Analyses of translational inefficiencies in stroke model systems have led to the identification of underlying issues, which include, but are not limited to, rigor in experimental design, internal and external validity, negative bias, and insufficient statistical power. Together, these inefficiencies have steered collaborative international efforts in preclinical research to overcome these challenges.2 An additional issue of importance is the insufficient understanding of stroke pathophysiology beyond the acute phase and the primary reliance on infarct volume in reporting acute outcomes. Together with a lack of inclusion of comorbidities in animal models of stroke, the development of clinical protocols based on findings from normal metabolic animals may contribute to translational failures. In light of a recent concerted effort to address the future of translational stroke research,3 this review focuses on underlying translational issues and discusses insights gained from stroke models inclusive of comorbidities in the preclinical literature.
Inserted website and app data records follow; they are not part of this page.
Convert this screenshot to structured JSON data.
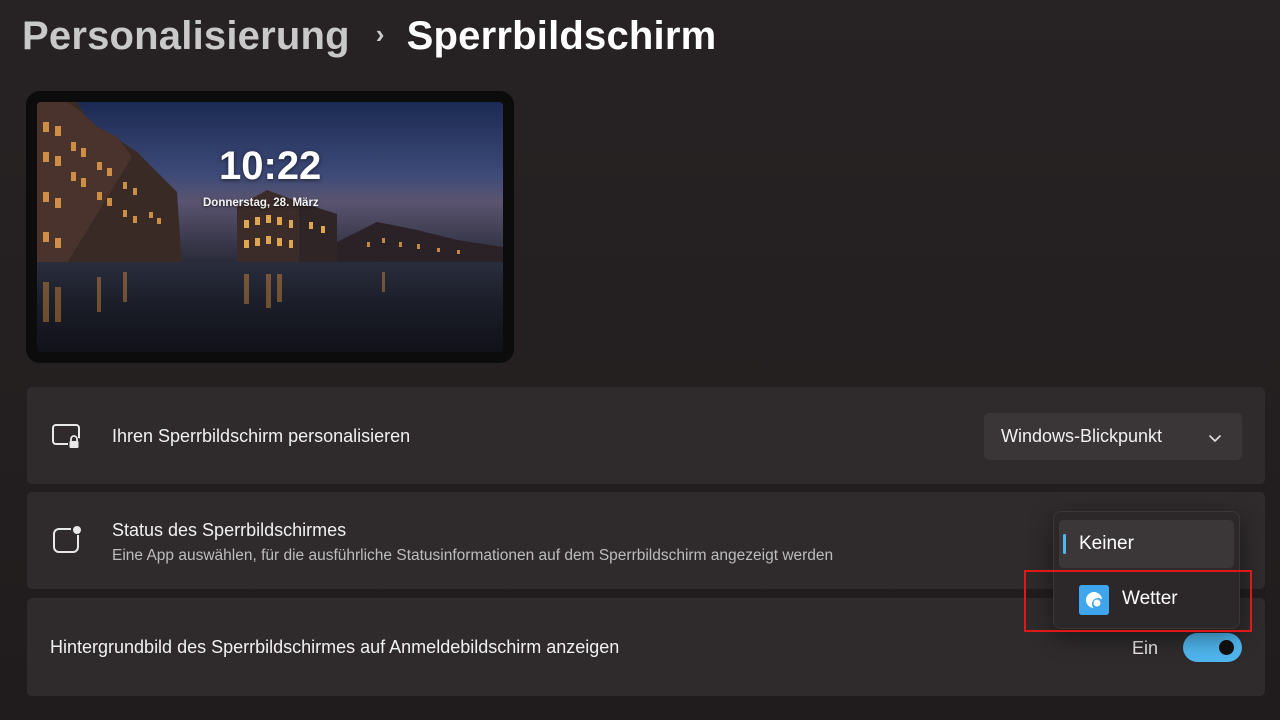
{
  "breadcrumb": {
    "parent": "Personalisierung",
    "separator": "›",
    "current": "Sperrbildschirm"
  },
  "preview": {
    "time": "10:22",
    "date": "Donnerstag, 28. März"
  },
  "settings": {
    "personalize": {
      "icon": "monitor-lock-icon",
      "title": "Ihren Sperrbildschirm personalisieren",
      "dropdown_value": "Windows-Blickpunkt"
    },
    "status": {
      "icon": "app-status-icon",
      "title": "Status des Sperrbildschirmes",
      "description": "Eine App auswählen, für die ausführliche Statusinformationen auf dem Sperrbildschirm angezeigt werden"
    },
    "signin_background": {
      "title": "Hintergrundbild des Sperrbildschirmes auf Anmeldebildschirm anzeigen",
      "toggle_label": "Ein",
      "toggle_on": true
    }
  },
  "status_menu": {
    "items": [
      {
        "label": "Keiner",
        "selected": true
      },
      {
        "label": "Wetter",
        "icon": "weather-app-icon",
        "selected": false
      }
    ]
  },
  "colors": {
    "accent": "#4fb6ee",
    "highlight": "#e01818",
    "card_bg": "#2f2b2c"
  }
}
Preclinical Animal Models: Limitations
Stroke Pathology: A Moving Target With Multiple Components